This article was originally published by Radio Free Asia and is reprinted with permission.
Followers of the Evangelical Church of Christ in Vietnam’s Dak Lak province have accused local police of monitoring and disrupting their worship for nearly a month.
Their claims came just ahead of Wednesday’s U.S. Human Rights Dialogue in the Vietnamese capital Hanoi. One of the issues that will be raised is the right to religious freedom.
Y Nguyet Bkrong, one of the followers of Vietnam’s biggest Protestant church, said that around 7:30 a.m. on Sunday around 20 believers gathered at his house to pray. After 10 minutes, plain clothes police arrived and told them to stop the ceremony. They also ordered everyone who was not registered as a resident of the house to leave.
“When I performed Christian religious rites … 15 people from the commune and city police as well as the People’s Committee of Hoa Thang Commune, came. They didn’t allow us to practice religious activities,” said church follower Y Coi.
“They said that whatever [religion] the State has not yet recognized will not be allowed to practice. The Evangelical Church of Christ has no legal entity, so if we continue, they are likely to take tougher measures.”
Before the followers left, he said the police made two copies of a statement and gave one copy to him.
“30 minutes after everyone left, officials came back and asked me to give them back the document,” he said.
“They threatened that if I didn’t return it, they would get orders from their superiors to search my house. I was alone at the time, so I had to obey their request.”
Ceremonies in Buon Ma Thuot city also stopped
A similar incident happened on the same morning at the home church of Evangelical Church of Christ follower Y Lui Bya in Buon Ma Thuot city, the capital of Dak Lak province. More than a dozen plainclothes and uniformed police burst into the house, preventing worshipers from performing religious rites.
“The police said that the State does not recognize or allow our sect,” he said.
“Believers asked them why the state did not recognize our sect if there is a freedom of religion.
“Then they threatened to demolish the house that was worshiping God. They wanted to beat my son-in-law. They threatened us, telling us to sign a statement but we refused.”
RFA called the Buon Ma Thuot City Police at the phone number posted on the Dak Lak Provincial Police Portal. The officer on duty hung up after being questioned about the incident and nobody answered when we called back.
Y Nguyet Bkrong, Y Coi and Y Lui Bya all said they were kept under constant surveillance last month.
Y Lui said he has been watched by the police since Oct. 13.
“I am still under surveillance now. They always follow wherever I go. When I go to the fields, they also follow.”
Y Coi told RFA that from Oct. 13 to 17, he was watched and was followed by police wherever he went. From Oct. 27 to 29, he said the police set up night surveillance in front of his house:
“The Communist government of Vietnam carries out strict surveillance. I don’t know why they were on guard, not letting me go anywhere. I have pictures as evidence that the provincial police and the city police monitored me,” he said.

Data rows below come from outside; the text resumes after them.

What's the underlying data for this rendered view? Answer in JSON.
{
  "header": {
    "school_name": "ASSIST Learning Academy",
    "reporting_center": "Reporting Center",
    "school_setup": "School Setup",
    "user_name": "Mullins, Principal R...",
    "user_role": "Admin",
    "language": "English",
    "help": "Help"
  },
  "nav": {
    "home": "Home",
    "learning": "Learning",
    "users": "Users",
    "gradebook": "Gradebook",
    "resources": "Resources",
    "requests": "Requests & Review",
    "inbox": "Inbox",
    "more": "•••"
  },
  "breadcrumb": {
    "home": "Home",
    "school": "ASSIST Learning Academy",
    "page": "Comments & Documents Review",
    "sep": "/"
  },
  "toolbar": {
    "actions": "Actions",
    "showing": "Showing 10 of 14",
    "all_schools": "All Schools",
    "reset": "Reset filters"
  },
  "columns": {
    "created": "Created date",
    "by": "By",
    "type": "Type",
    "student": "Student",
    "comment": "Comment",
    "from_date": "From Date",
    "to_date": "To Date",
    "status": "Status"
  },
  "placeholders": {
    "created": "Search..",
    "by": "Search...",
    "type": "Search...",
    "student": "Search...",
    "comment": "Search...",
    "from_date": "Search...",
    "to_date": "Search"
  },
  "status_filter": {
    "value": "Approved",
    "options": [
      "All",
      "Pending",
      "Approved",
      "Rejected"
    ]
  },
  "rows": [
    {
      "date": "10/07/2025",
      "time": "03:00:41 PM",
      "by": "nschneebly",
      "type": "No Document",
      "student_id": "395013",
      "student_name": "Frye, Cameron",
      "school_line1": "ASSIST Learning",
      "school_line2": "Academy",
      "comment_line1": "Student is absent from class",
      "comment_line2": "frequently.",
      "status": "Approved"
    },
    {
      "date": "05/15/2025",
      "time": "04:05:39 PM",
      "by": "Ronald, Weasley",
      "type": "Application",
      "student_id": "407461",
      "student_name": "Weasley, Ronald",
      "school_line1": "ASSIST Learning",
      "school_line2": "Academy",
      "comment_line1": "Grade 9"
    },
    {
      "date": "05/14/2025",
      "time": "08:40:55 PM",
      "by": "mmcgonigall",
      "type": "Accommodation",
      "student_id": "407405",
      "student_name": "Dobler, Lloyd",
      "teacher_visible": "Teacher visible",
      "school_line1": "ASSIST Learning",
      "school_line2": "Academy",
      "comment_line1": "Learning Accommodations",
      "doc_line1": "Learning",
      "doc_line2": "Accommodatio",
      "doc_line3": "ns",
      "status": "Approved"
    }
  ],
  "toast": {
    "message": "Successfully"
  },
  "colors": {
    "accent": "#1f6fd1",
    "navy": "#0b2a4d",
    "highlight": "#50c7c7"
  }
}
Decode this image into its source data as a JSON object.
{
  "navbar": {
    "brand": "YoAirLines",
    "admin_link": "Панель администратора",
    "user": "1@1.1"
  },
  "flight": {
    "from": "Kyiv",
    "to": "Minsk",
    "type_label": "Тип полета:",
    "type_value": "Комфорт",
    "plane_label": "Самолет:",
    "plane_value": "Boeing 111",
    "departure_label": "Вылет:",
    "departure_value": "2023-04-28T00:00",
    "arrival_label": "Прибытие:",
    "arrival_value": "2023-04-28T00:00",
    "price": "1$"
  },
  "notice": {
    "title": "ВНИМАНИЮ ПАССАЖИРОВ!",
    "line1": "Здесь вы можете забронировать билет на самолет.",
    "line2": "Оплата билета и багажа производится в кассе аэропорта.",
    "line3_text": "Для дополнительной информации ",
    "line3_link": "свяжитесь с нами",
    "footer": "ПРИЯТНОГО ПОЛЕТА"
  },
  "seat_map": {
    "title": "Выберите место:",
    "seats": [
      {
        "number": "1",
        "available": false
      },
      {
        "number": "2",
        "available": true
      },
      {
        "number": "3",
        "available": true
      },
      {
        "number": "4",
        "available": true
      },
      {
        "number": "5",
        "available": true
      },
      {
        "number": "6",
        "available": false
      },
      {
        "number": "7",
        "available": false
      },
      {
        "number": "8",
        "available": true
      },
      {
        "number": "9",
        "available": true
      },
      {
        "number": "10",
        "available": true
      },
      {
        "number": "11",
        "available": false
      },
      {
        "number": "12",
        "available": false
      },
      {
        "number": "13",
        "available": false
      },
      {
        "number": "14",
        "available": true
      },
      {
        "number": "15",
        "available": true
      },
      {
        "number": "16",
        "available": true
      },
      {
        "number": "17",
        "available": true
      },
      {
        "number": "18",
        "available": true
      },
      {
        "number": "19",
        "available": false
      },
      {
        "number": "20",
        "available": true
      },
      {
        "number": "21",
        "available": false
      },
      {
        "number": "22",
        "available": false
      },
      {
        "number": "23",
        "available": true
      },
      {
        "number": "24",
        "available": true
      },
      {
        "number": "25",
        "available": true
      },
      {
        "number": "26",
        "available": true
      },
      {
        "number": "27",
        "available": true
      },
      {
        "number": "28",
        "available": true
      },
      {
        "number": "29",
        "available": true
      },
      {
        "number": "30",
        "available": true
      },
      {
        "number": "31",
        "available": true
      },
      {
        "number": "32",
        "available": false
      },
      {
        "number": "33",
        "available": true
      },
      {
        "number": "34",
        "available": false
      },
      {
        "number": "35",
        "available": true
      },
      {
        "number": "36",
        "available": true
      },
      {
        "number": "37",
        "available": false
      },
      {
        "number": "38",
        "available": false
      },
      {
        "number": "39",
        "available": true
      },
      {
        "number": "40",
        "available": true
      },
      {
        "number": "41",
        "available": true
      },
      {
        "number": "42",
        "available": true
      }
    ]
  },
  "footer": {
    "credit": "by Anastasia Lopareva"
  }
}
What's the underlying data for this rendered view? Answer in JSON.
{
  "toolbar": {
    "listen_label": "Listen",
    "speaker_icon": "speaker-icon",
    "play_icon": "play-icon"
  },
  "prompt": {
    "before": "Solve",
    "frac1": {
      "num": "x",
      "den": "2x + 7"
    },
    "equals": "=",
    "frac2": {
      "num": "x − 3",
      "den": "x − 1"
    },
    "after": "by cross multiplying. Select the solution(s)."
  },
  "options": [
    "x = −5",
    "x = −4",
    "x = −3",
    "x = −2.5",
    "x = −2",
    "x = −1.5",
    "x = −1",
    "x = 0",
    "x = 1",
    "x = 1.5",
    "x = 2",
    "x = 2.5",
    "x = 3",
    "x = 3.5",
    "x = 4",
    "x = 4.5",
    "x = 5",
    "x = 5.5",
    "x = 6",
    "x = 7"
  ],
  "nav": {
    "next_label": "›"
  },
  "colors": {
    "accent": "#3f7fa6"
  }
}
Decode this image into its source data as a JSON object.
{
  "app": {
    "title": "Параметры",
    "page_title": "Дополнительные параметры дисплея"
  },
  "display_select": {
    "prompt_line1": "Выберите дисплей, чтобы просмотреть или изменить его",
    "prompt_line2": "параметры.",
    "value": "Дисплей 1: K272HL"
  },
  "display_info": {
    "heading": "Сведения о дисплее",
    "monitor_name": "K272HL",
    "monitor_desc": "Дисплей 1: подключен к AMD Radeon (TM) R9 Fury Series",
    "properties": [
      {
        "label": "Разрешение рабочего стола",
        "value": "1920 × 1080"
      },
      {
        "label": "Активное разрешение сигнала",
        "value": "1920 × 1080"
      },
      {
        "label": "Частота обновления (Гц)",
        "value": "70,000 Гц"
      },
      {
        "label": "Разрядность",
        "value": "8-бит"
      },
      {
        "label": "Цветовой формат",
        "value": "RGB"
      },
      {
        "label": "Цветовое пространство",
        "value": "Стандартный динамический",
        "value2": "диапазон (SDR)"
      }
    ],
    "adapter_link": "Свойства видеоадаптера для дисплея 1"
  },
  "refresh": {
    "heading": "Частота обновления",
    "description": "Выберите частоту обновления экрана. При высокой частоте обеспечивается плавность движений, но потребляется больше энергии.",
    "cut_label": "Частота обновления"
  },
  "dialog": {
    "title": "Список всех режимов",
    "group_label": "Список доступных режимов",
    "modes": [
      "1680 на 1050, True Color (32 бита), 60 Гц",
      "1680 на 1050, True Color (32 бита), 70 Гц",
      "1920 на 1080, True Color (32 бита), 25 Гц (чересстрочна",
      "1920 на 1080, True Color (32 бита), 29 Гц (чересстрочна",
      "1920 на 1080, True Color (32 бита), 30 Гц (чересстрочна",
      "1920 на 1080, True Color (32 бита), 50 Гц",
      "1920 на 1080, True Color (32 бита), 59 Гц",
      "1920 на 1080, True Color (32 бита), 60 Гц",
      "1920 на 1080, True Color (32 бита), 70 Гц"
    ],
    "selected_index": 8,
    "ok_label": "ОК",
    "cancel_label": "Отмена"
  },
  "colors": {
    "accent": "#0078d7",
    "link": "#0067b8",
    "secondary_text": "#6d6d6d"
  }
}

He said that while giving an interview to RFA on Monday evening, more than a dozen policemen were in front of his house.
“Whenever there is a U.S. delegation to Vietnam, the first thing they do is go to each house … so sometimes I feel stressed and unsafe.”
Protestants in Central Highlands accused of trying to establish their own State
The Vietnamese government has repeatedly accused the Protestant Church in the Central Highlands of being a reactionary organization, taking advantage of religion to oppose the State.
In January, the People’s Police newspaper website published an article accusing them of gathering dignitaries and ethnic minority believers in the Central Highlands and also in the U.S. to “gather force, fight for religious freedom, democracy and human rights. To proceed to establish their own religion and an ethnic minority State in the Central Highlands.”
The churchgoers RFA interviewed all denied the accusations.
“My religious activities at home are not meant to oppose or overthrow them in any way,” said Y Nguyet Bkrong.
“Here it is just religious belief, worshiping without the supervision of the Government, being free to worship God, not as they say, taking advantage of religion to oppose them.”
Y Coi served eight years in prison for “conducting anti-state propaganda” as a result of his religious activities. He said that since being released from prison, he has been constantly harassed and his family have been unable to run a stable business.
“They summon me again and again, threatening everything,” he said.
“They say we are against the people’s government, against the Party and the State. But the fact is that we are not against the State. I want to rebuild the church, the church should be separate and independent.”
The 26th U.S.-Vietnam Human Rights Dialogue on Nov. 2 will be led by the U.S. Senior Bureau Official for Democracy, Human Rights, and Labor Erin Barclay and Vietnamese Assistant Foreign Minister Do Hung Viet. America’s Ambassador at Large for International Religious Freedom Rashad Hussain will also attend.